Haji Mohmad's ice-cream shop in Kabul's rundown Carte Chaar district stays open until 10 p.m. To the shopkeeper, it's a key sign of progress.
"I get most of my customers after dusk," he says. "People feel secure enough to come out at night. That is a fairly new feeling in Kabul."
It's a feeling that Afghan officials attribute to the security provided by the 5,500-strong International Security Assistance Force (ISAF). They would like to extend the foreign troop presence to other cities, particularly in the south and east, where a resurgent Taliban militia has staged numerous attacks.
But a mandate set by the UN and NATO limits ISAF to Kabul. So far, the US is the only foreign military presence - with two minor exceptions - outside the capital. The main US efforts are focused on fighting remnants of Al Qaeda and the Taliban.

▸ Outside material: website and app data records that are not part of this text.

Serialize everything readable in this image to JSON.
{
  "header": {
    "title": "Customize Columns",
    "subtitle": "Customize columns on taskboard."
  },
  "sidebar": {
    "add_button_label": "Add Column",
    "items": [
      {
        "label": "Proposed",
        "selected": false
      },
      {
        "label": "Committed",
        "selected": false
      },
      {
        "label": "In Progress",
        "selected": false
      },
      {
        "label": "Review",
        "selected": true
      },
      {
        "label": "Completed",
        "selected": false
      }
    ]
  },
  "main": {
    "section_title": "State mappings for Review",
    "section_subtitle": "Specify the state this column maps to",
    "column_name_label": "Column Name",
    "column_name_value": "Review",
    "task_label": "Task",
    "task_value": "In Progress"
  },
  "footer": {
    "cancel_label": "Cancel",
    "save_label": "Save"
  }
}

Now, Germany is offering to deploy some 230 troops to Kunduz, about 150 miles north - a move that would expand the reach of ISAF for the first time. Supporters see it as a small but important initial step. Before boots hit the ground, however, the UN must change the mandate, NATO must agree to expand operations, and the German parliament must give its blessing - steps that could take until December to complete.
Last week, NATO finished its assessment of the German plan, clearing the way for alliance approval, while German delegates at the UN circulated a draft proposal. But critics charge it may be too little, too late.
"The international community is not taking the security issues outside of Kabul seriously. They are responding with provincial reconstruction teams, which can give a false sense of security to Afghans and the Afghan government," says Paul Barker, the director in Afghanistan for CARE International.
According to a recent report by CARE, there is one peacekeeper for every 5,380 Afghans, whereas post-conflict zones like Kosovo, Bosnia, Croatia, and East Timor have had one peacekeeper per 65 people.
Provincial reconstruction teams, or PRTs, are civilian-led military teams charged with working on high-profile infrastructure and reconstruction projects. The US runs two, and Britain and New Zealand have one each. The German team would take over the US-led PRT in Kunduz and primarily protect several hundred German aid workers building roads, schools, and hospitals.
PRT soldiers are armed, but may use deadly force only in self-defense or to protect civilian aid workers. They do not perform regular security patrols or resolve civil disputes. "PRTs cannot intervene in narcotic, warlord, or disarmament activities. Afghanistan's provinces need security forces for these issues," says Barnett Rubin of the Center on International Cooperation (CIC) in New York.
Supporters say the German public won't accept the expansion of troops unless it is in conjunction with rebuilding efforts. Mr. Barker says German officials are also motivated by trying to build goodwill with the US, while not contributing troops to the US-led occupation of Iraq.
"Germany feels that the [Afghan] reconstruction process is at a crucial point. The next steps are the preparation of the general elections in the summer of 2004 and the drafting of the new constitution. We want to make sure that these important steps can be realized, and we believe that providing the necessary security is vital - in Kabul, as well as in other provinces," says Andrea Berdesinski, a German government spokeswoman in Berlin.
The process for expanding the force could extend into 2004, which may be too late for local elections and the ratification of the constitution. Germany's UN proposal suggested changing the Afghan mandate in December, when it's up for renewal.
But the Afghan government seems willing to accept whatever it can get for security. Gen. Gul Nabi Ahmadzai, the chief of staff at the Afghan Ministry of Interior, says PRTs can be beneficial if they are used to train provincial police forces.
"Just the presence of some German troops in Kunduz will be enough to ward off the evildoers. It is a symbolic effort," says General Ahmadzai.